(Component data from apps and pages)
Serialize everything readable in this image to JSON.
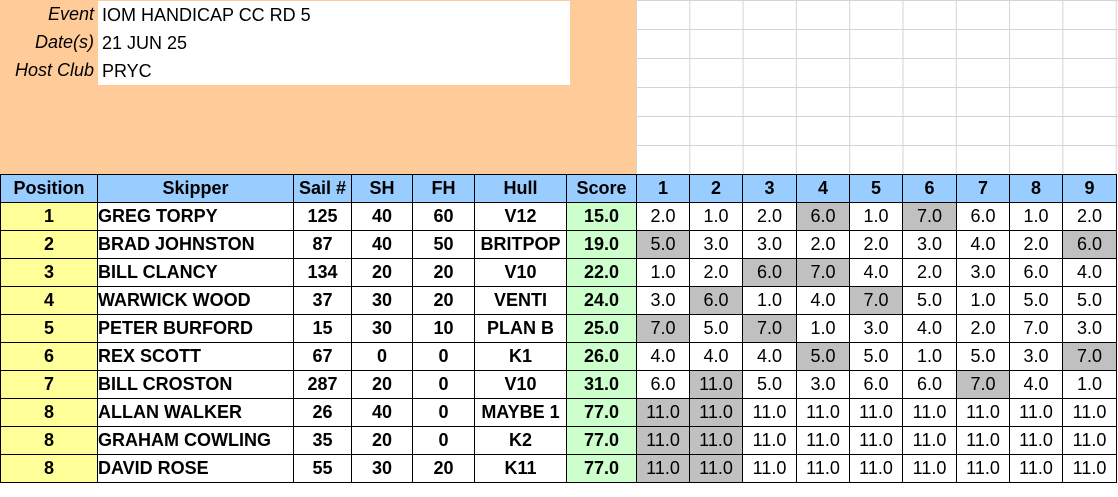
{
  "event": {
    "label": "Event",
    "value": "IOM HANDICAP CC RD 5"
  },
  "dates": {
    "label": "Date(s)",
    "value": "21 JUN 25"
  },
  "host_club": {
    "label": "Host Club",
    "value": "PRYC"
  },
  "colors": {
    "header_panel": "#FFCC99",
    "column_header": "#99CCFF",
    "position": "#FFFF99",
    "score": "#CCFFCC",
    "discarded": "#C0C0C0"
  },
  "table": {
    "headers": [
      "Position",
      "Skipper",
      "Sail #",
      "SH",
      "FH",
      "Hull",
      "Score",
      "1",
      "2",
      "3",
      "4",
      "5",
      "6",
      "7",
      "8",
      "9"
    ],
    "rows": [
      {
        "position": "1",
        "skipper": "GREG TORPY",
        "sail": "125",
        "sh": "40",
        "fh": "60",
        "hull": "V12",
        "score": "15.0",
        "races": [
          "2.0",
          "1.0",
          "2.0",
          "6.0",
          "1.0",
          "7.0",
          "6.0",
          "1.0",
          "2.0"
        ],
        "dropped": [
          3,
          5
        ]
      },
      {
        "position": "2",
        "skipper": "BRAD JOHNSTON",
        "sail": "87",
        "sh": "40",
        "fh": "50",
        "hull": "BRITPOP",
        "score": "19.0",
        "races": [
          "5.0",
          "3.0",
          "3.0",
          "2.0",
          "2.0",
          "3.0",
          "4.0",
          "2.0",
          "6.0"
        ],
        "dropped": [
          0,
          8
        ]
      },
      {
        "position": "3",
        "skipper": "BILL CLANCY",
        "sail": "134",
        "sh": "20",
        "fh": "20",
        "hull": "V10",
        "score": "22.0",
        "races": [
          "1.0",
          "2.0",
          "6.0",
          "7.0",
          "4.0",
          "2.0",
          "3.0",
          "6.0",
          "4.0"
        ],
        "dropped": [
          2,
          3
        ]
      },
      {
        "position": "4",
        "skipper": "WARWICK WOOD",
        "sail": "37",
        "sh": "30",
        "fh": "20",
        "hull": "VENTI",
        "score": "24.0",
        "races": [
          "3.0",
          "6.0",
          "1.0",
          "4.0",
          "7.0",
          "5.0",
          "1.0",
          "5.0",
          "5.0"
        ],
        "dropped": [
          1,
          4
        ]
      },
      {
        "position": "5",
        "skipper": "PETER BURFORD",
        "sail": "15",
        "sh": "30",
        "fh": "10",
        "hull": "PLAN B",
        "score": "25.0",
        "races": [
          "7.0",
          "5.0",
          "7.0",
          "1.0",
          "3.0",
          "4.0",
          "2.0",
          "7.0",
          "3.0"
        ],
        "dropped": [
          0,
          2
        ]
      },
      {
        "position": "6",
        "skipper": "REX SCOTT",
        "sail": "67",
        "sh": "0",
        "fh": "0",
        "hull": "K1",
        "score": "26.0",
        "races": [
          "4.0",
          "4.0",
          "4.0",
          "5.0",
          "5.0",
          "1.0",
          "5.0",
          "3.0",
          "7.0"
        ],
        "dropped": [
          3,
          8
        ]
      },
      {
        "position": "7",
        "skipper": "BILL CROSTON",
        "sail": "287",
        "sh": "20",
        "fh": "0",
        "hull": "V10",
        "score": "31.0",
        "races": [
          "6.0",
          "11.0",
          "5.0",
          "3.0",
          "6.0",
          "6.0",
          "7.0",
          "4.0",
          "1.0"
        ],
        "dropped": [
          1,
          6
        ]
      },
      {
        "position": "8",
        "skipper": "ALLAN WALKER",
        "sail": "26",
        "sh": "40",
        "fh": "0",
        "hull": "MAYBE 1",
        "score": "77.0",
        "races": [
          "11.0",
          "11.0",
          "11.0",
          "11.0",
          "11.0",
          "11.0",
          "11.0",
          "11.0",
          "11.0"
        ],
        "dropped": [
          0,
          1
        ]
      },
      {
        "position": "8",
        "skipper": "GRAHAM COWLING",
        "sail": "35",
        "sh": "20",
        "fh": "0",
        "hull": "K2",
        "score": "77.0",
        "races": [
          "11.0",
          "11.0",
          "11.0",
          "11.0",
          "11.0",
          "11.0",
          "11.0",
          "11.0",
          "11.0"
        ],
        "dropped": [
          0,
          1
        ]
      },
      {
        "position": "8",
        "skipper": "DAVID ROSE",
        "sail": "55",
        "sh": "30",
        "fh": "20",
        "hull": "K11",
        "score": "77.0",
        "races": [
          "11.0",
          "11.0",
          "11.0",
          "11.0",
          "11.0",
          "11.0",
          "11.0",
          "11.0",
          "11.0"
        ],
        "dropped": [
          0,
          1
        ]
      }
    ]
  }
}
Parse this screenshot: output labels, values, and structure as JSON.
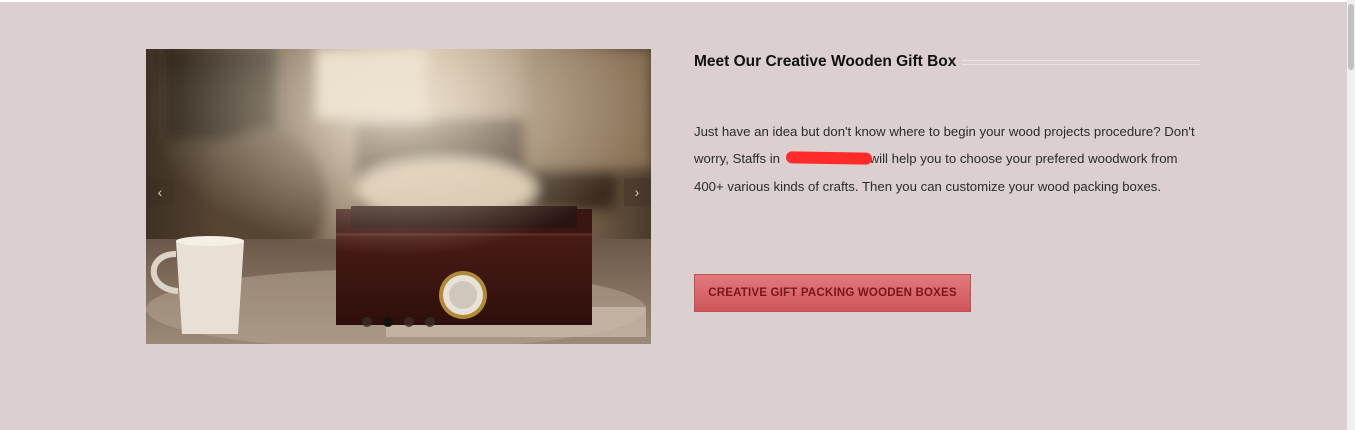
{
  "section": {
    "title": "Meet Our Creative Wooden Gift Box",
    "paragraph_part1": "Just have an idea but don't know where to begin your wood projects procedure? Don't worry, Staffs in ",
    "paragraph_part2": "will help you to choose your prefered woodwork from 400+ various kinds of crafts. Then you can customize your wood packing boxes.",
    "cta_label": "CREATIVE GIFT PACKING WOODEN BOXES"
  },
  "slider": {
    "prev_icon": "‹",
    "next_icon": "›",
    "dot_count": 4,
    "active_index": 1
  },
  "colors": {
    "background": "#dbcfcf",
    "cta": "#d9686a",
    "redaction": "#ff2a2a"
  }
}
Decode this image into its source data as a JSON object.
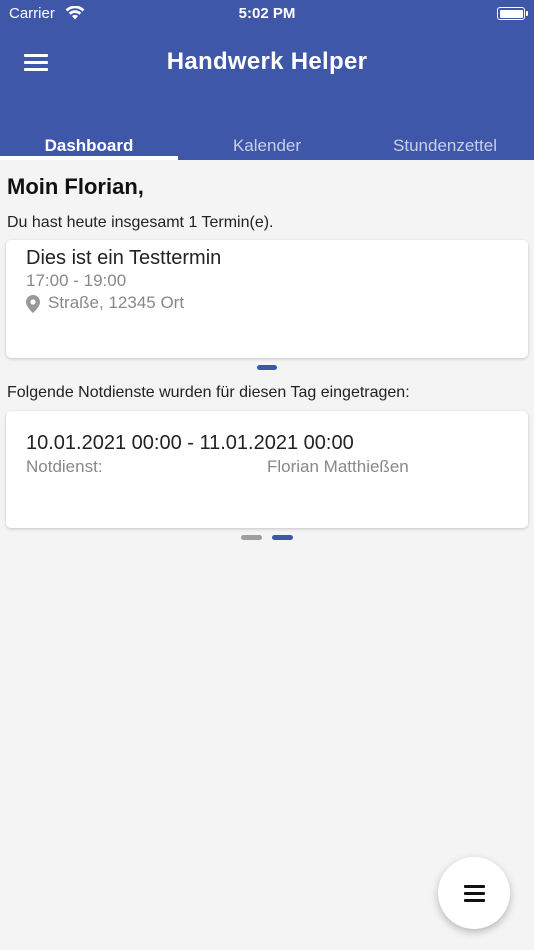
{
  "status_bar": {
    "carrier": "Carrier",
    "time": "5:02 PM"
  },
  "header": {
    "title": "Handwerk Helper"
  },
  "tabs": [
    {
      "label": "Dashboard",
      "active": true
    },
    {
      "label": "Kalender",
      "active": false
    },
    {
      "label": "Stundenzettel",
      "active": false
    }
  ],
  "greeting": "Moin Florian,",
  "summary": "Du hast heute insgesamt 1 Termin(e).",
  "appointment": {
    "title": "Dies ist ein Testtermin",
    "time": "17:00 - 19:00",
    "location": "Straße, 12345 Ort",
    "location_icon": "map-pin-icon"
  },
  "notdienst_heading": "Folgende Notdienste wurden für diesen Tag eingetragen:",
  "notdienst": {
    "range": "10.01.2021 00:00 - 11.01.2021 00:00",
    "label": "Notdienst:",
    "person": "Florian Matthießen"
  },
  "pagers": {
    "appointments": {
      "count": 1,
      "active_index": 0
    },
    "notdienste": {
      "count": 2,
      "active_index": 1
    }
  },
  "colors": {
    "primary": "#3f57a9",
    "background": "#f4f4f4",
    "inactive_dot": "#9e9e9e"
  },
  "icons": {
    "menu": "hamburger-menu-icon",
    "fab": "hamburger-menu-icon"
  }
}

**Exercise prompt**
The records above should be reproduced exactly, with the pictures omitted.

**Answer for the task**
Serialize everything readable in this image to JSON.
{
  "event": {
    "label": "Event",
    "value": "IOM HANDICAP CC RD 5"
  },
  "dates": {
    "label": "Date(s)",
    "value": "21 JUN 25"
  },
  "host_club": {
    "label": "Host Club",
    "value": "PRYC"
  },
  "colors": {
    "header_panel": "#FFCC99",
    "column_header": "#99CCFF",
    "position": "#FFFF99",
    "score": "#CCFFCC",
    "discarded": "#C0C0C0"
  },
  "table": {
    "headers": [
      "Position",
      "Skipper",
      "Sail #",
      "SH",
      "FH",
      "Hull",
      "Score",
      "1",
      "2",
      "3",
      "4",
      "5",
      "6",
      "7",
      "8",
      "9"
    ],
    "rows": [
      {
        "position": "1",
        "skipper": "GREG TORPY",
        "sail": "125",
        "sh": "40",
        "fh": "60",
        "hull": "V12",
        "score": "15.0",
        "races": [
          "2.0",
          "1.0",
          "2.0",
          "6.0",
          "1.0",
          "7.0",
          "6.0",
          "1.0",
          "2.0"
        ],
        "dropped": [
          3,
          5
        ]
      },
      {
        "position": "2",
        "skipper": "BRAD JOHNSTON",
        "sail": "87",
        "sh": "40",
        "fh": "50",
        "hull": "BRITPOP",
        "score": "19.0",
        "races": [
          "5.0",
          "3.0",
          "3.0",
          "2.0",
          "2.0",
          "3.0",
          "4.0",
          "2.0",
          "6.0"
        ],
        "dropped": [
          0,
          8
        ]
      },
      {
        "position": "3",
        "skipper": "BILL CLANCY",
        "sail": "134",
        "sh": "20",
        "fh": "20",
        "hull": "V10",
        "score": "22.0",
        "races": [
          "1.0",
          "2.0",
          "6.0",
          "7.0",
          "4.0",
          "2.0",
          "3.0",
          "6.0",
          "4.0"
        ],
        "dropped": [
          2,
          3
        ]
      },
      {
        "position": "4",
        "skipper": "WARWICK WOOD",
        "sail": "37",
        "sh": "30",
        "fh": "20",
        "hull": "VENTI",
        "score": "24.0",
        "races": [
          "3.0",
          "6.0",
          "1.0",
          "4.0",
          "7.0",
          "5.0",
          "1.0",
          "5.0",
          "5.0"
        ],
        "dropped": [
          1,
          4
        ]
      },
      {
        "position": "5",
        "skipper": "PETER BURFORD",
        "sail": "15",
        "sh": "30",
        "fh": "10",
        "hull": "PLAN B",
        "score": "25.0",
        "races": [
          "7.0",
          "5.0",
          "7.0",
          "1.0",
          "3.0",
          "4.0",
          "2.0",
          "7.0",
          "3.0"
        ],
        "dropped": [
          0,
          2
        ]
      },
      {
        "position": "6",
        "skipper": "REX SCOTT",
        "sail": "67",
        "sh": "0",
        "fh": "0",
        "hull": "K1",
        "score": "26.0",
        "races": [
          "4.0",
          "4.0",
          "4.0",
          "5.0",
          "5.0",
          "1.0",
          "5.0",
          "3.0",
          "7.0"
        ],
        "dropped": [
          3,
          8
        ]
      },
      {
        "position": "7",
        "skipper": "BILL CROSTON",
        "sail": "287",
        "sh": "20",
        "fh": "0",
        "hull": "V10",
        "score": "31.0",
        "races": [
          "6.0",
          "11.0",
          "5.0",
          "3.0",
          "6.0",
          "6.0",
          "7.0",
          "4.0",
          "1.0"
        ],
        "dropped": [
          1,
          6
        ]
      },
      {
        "position": "8",
        "skipper": "ALLAN WALKER",
        "sail": "26",
        "sh": "40",
        "fh": "0",
        "hull": "MAYBE 1",
        "score": "77.0",
        "races": [
          "11.0",
          "11.0",
          "11.0",
          "11.0",
          "11.0",
          "11.0",
          "11.0",
          "11.0",
          "11.0"
        ],
        "dropped": [
          0,
          1
        ]
      },
      {
        "position": "8",
        "skipper": "GRAHAM COWLING",
        "sail": "35",
        "sh": "20",
        "fh": "0",
        "hull": "K2",
        "score": "77.0",
        "races": [
          "11.0",
          "11.0",
          "11.0",
          "11.0",
          "11.0",
          "11.0",
          "11.0",
          "11.0",
          "11.0"
        ],
        "dropped": [
          0,
          1
        ]
      },
      {
        "position": "8",
        "skipper": "DAVID ROSE",
        "sail": "55",
        "sh": "30",
        "fh": "20",
        "hull": "K11",
        "score": "77.0",
        "races": [
          "11.0",
          "11.0",
          "11.0",
          "11.0",
          "11.0",
          "11.0",
          "11.0",
          "11.0",
          "11.0"
        ],
        "dropped": [
          0,
          1
        ]
      }
    ]
  }
}
Parse this screenshot: output labels, values, and structure as JSON.
{
  "section": {
    "title": "Meet Our Creative Wooden Gift Box",
    "paragraph_part1": "Just have an idea but don't know where to begin your wood projects procedure? Don't worry, Staffs in ",
    "paragraph_part2": "will help you to choose your prefered woodwork from 400+ various kinds of crafts. Then you can customize your wood packing boxes.",
    "cta_label": "CREATIVE GIFT PACKING WOODEN BOXES"
  },
  "slider": {
    "prev_icon": "‹",
    "next_icon": "›",
    "dot_count": 4,
    "active_index": 1
  },
  "colors": {
    "background": "#dbcfcf",
    "cta": "#d9686a",
    "redaction": "#ff2a2a"
  }
}
Decode this image into its source data as a JSON object.
{
  "status_bar": {
    "carrier": "Carrier",
    "time": "5:02 PM"
  },
  "header": {
    "title": "Handwerk Helper"
  },
  "tabs": [
    {
      "label": "Dashboard",
      "active": true
    },
    {
      "label": "Kalender",
      "active": false
    },
    {
      "label": "Stundenzettel",
      "active": false
    }
  ],
  "greeting": "Moin Florian,",
  "summary": "Du hast heute insgesamt 1 Termin(e).",
  "appointment": {
    "title": "Dies ist ein Testtermin",
    "time": "17:00 - 19:00",
    "location": "Straße, 12345 Ort",
    "location_icon": "map-pin-icon"
  },
  "notdienst_heading": "Folgende Notdienste wurden für diesen Tag eingetragen:",
  "notdienst": {
    "range": "10.01.2021 00:00 - 11.01.2021 00:00",
    "label": "Notdienst:",
    "person": "Florian Matthießen"
  },
  "pagers": {
    "appointments": {
      "count": 1,
      "active_index": 0
    },
    "notdienste": {
      "count": 2,
      "active_index": 1
    }
  },
  "colors": {
    "primary": "#3f57a9",
    "background": "#f4f4f4",
    "inactive_dot": "#9e9e9e"
  },
  "icons": {
    "menu": "hamburger-menu-icon",
    "fab": "hamburger-menu-icon"
  }
}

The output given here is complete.